= What the exercise asks =
Find each line below that includes "https", then copy it.

= Recorded data =
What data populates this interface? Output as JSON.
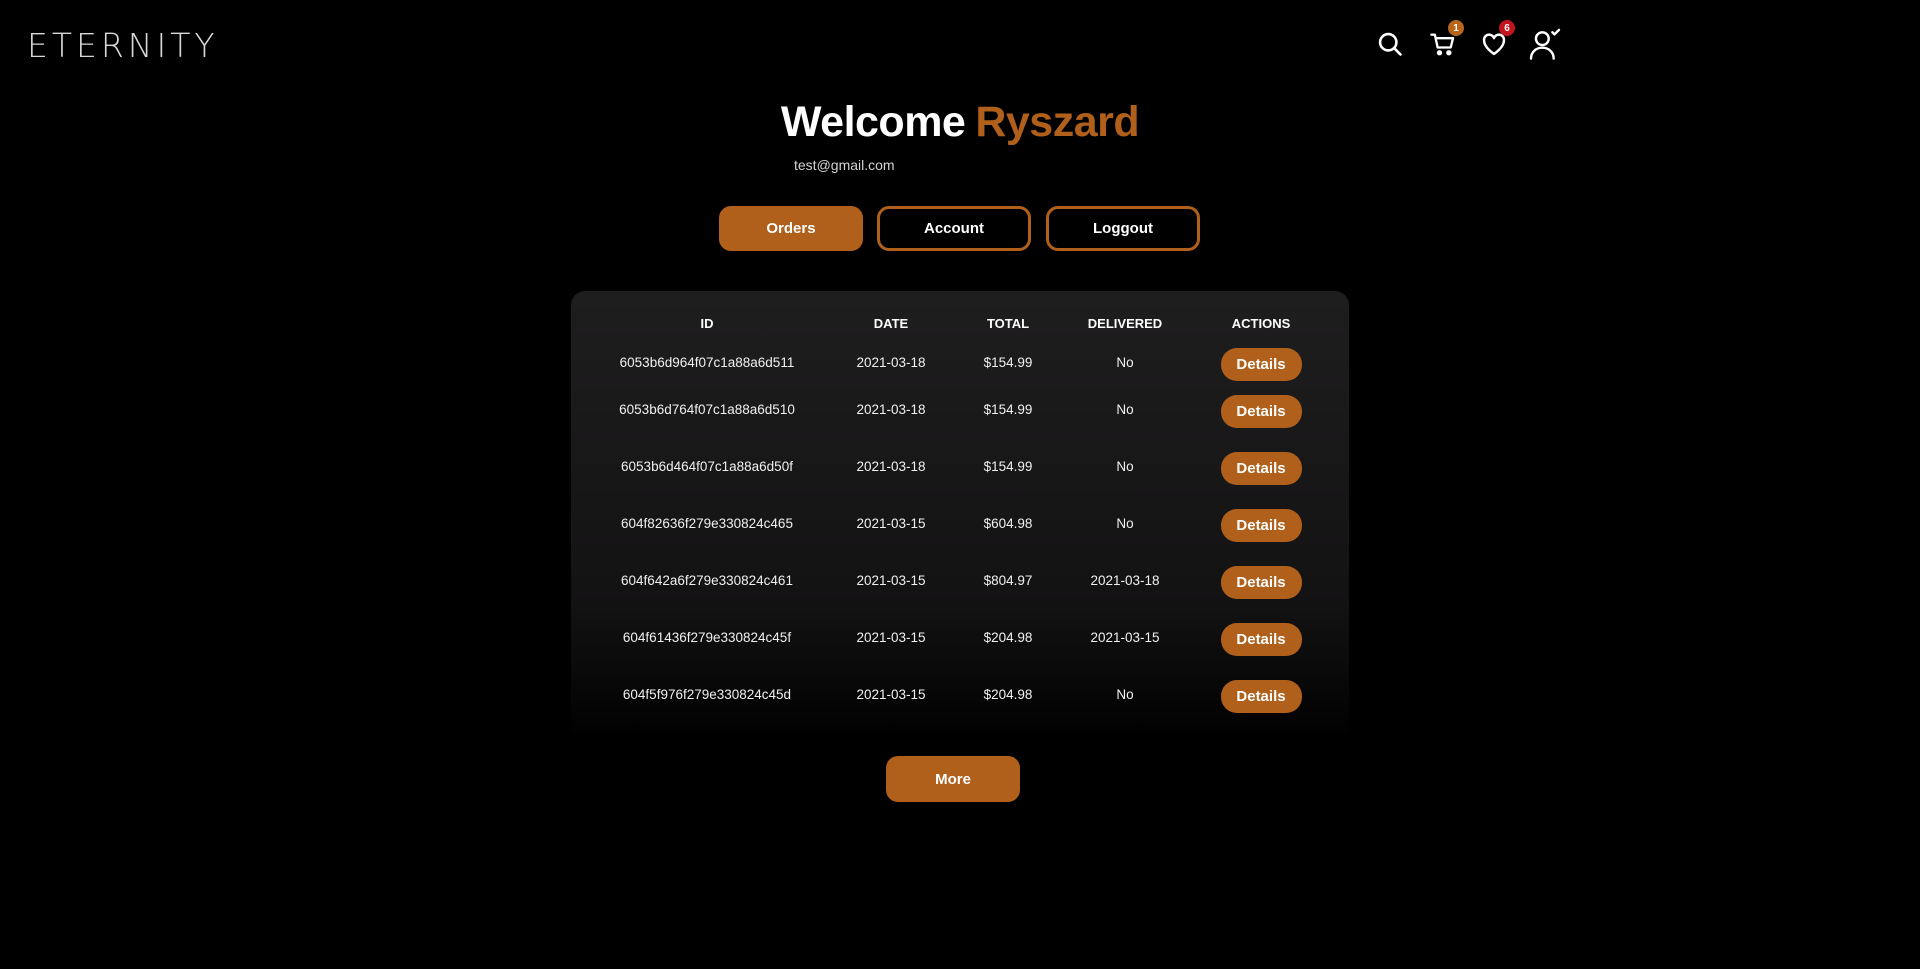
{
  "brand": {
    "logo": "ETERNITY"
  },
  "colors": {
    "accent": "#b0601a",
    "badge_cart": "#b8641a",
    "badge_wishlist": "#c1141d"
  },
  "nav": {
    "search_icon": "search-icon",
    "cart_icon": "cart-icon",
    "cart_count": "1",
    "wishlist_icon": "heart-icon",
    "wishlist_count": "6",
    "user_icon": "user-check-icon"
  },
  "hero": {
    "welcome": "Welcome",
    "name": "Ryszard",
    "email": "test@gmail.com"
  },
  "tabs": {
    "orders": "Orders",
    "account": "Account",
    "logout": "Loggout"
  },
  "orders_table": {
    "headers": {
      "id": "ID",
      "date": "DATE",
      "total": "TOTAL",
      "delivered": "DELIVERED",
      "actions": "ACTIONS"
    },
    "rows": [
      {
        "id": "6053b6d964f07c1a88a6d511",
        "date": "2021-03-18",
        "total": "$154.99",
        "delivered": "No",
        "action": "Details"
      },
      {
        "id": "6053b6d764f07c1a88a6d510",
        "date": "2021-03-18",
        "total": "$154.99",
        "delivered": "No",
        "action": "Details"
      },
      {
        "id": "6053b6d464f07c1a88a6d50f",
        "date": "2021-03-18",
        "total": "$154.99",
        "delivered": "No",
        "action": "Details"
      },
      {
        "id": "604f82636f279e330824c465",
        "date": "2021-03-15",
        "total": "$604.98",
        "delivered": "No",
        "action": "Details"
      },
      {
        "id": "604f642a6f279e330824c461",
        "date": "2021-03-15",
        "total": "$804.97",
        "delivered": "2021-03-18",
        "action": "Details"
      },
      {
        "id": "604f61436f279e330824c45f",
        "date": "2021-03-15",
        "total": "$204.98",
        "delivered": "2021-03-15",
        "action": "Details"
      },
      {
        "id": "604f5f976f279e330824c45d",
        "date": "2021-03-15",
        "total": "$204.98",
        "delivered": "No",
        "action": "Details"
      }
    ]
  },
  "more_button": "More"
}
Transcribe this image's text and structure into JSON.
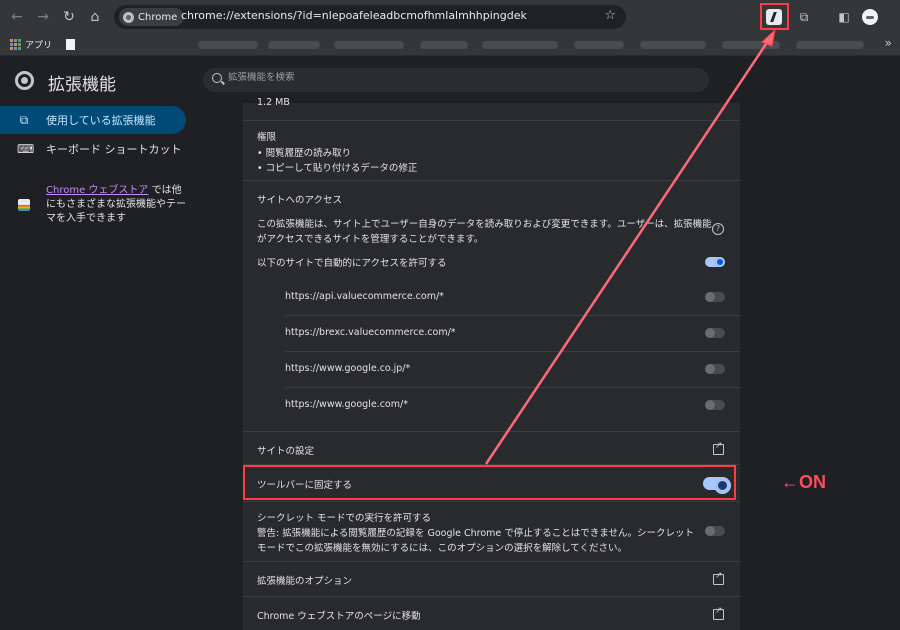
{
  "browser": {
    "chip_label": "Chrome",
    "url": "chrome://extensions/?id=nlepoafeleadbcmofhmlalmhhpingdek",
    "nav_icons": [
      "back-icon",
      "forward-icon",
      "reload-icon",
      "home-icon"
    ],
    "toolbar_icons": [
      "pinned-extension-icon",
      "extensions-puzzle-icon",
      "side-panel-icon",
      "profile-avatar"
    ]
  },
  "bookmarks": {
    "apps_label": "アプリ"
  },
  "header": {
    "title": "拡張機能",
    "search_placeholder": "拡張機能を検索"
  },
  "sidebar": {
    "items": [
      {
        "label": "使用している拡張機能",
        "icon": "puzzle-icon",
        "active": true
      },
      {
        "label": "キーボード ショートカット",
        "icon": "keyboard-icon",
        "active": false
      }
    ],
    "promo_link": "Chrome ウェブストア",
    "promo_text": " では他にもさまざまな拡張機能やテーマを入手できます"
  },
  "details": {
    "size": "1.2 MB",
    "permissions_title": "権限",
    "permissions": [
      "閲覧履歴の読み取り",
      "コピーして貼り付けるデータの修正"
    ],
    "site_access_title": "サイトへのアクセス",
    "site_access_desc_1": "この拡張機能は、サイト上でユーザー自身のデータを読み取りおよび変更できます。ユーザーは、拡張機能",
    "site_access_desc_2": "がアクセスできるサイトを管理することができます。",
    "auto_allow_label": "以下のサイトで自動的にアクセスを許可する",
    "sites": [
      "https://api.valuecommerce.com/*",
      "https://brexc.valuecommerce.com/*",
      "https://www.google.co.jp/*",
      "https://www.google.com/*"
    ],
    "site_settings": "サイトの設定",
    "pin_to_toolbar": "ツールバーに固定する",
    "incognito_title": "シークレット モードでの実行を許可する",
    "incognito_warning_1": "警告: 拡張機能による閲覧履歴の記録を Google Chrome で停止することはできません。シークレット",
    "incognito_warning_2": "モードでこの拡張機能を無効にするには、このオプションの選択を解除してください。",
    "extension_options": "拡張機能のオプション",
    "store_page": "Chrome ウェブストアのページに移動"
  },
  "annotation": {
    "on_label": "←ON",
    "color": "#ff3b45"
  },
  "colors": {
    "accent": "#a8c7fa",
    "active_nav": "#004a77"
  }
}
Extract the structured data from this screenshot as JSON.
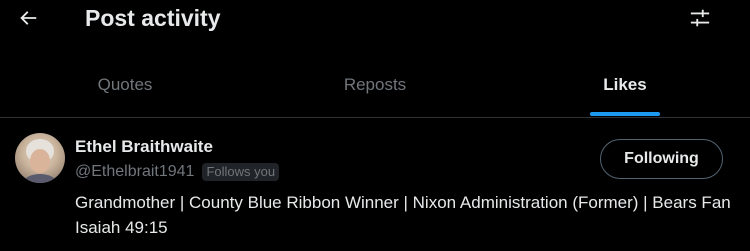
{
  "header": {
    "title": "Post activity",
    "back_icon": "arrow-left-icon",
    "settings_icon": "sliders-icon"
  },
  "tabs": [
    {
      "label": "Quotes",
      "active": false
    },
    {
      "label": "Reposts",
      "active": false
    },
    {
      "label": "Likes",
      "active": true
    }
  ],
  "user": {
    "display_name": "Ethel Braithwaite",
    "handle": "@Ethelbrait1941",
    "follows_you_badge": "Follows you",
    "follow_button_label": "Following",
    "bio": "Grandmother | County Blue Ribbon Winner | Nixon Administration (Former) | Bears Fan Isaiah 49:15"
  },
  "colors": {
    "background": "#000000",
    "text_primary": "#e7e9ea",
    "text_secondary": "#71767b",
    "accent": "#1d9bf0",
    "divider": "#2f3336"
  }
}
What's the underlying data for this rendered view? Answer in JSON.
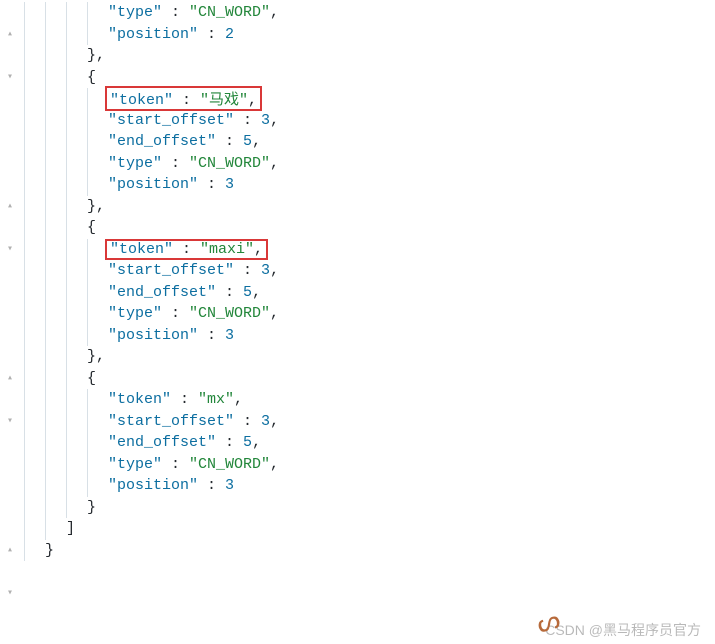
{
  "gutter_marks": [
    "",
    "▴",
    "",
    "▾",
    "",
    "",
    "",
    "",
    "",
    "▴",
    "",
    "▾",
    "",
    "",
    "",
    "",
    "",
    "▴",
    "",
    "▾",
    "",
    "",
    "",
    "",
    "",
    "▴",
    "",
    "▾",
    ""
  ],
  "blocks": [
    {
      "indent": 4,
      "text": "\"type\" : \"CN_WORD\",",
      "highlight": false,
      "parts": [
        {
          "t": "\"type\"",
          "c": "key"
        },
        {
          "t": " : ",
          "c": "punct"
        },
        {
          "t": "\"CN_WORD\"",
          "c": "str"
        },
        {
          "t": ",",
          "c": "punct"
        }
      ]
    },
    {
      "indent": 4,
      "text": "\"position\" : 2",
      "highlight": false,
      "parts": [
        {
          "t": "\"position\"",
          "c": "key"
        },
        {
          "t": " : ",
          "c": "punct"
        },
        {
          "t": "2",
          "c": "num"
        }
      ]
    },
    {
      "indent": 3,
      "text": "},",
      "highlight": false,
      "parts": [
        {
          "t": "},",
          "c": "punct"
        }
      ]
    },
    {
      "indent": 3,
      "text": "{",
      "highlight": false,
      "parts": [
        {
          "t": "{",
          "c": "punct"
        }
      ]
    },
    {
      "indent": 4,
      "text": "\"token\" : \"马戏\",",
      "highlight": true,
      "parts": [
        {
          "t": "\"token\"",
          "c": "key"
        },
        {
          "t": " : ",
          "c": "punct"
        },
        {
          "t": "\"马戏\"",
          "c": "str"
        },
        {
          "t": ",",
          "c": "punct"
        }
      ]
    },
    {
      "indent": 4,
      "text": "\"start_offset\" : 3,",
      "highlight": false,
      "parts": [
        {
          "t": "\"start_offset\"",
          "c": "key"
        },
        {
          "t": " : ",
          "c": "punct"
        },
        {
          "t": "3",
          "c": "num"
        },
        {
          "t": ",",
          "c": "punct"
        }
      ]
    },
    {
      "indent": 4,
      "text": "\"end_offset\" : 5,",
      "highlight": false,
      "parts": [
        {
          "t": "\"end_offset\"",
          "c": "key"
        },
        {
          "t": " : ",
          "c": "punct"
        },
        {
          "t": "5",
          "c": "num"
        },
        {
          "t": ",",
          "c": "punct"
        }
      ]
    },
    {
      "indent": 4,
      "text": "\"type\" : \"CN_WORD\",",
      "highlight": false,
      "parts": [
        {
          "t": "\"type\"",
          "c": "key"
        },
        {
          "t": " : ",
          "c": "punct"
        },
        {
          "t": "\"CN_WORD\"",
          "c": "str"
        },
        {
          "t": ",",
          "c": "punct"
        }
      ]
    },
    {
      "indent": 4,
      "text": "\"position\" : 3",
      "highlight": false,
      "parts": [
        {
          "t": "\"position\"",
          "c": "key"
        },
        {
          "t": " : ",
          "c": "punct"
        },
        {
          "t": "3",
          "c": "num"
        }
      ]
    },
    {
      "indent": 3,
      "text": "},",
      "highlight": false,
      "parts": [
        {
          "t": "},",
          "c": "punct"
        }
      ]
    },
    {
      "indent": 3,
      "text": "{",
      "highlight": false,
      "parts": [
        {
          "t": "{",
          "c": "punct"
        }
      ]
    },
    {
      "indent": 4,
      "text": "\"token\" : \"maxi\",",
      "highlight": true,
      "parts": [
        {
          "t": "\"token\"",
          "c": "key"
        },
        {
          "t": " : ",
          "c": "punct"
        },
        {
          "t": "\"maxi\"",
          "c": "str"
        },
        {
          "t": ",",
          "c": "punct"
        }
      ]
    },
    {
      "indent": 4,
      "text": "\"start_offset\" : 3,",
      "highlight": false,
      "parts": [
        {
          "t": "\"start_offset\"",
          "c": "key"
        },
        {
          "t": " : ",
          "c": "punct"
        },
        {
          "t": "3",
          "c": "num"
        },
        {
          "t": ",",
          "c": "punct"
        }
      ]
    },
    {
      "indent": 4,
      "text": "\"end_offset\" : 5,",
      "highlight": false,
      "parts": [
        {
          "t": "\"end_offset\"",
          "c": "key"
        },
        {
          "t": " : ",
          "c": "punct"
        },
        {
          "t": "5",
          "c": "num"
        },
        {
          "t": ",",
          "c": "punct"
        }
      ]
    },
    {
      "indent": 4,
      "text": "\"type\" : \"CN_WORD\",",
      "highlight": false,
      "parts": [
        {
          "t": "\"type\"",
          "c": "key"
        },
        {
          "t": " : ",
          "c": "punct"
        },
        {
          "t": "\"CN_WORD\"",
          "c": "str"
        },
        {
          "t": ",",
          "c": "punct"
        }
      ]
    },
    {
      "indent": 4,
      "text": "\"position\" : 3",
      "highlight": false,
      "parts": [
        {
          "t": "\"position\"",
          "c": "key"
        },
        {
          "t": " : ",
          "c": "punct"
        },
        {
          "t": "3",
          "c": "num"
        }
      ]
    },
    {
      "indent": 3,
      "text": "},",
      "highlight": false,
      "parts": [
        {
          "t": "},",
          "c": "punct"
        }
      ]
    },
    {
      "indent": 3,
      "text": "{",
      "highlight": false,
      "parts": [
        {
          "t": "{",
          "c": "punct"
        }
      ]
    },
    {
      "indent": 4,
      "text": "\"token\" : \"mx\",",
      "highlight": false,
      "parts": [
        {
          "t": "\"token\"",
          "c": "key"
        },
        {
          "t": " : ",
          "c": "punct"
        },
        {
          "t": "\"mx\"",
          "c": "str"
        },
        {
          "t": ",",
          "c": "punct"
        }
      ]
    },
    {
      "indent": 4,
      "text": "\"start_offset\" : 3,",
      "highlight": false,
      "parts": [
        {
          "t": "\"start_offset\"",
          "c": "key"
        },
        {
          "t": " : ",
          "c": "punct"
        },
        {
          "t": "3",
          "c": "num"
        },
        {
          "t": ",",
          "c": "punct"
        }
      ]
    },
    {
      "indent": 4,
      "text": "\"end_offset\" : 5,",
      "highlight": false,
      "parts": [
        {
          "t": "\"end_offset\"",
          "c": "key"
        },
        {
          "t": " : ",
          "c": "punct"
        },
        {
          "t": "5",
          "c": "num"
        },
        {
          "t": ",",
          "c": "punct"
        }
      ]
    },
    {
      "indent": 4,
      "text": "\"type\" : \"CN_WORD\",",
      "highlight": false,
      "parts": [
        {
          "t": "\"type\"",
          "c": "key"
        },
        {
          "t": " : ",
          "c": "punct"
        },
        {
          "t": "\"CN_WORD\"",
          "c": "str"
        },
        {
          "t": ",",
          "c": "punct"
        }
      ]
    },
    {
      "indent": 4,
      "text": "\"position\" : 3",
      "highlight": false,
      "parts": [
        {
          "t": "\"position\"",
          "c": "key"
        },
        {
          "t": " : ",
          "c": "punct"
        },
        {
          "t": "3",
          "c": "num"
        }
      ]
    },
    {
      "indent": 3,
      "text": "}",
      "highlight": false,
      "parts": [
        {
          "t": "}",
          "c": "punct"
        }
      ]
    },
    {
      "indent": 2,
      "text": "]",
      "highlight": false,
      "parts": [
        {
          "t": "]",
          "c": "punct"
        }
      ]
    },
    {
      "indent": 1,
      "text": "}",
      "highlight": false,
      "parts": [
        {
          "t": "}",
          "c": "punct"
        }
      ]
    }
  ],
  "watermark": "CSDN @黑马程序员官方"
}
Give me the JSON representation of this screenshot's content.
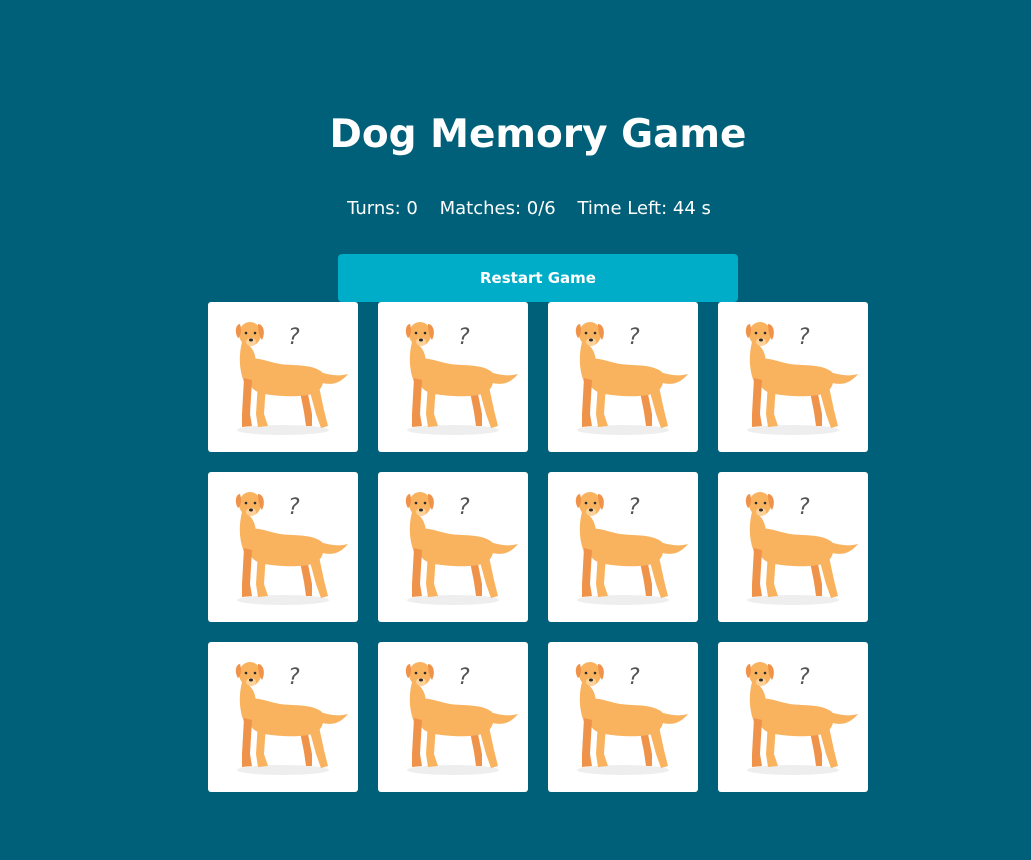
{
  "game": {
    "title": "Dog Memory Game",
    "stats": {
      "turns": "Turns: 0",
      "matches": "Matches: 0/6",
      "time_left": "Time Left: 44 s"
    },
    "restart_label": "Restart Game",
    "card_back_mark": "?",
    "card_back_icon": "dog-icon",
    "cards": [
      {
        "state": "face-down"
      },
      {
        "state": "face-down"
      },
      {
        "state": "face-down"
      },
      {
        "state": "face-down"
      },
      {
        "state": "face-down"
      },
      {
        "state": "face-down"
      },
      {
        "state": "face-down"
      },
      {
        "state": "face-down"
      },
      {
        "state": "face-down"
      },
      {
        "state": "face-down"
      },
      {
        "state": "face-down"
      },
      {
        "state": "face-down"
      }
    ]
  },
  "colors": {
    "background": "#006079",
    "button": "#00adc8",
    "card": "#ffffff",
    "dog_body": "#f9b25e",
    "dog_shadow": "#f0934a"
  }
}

= Answer for this exercise =
      "https://api.valuecommerce.com/*",
      "https://brexc.valuecommerce.com/*",
      "https://www.google.co.jp/*",
      "https://www.google.com/*"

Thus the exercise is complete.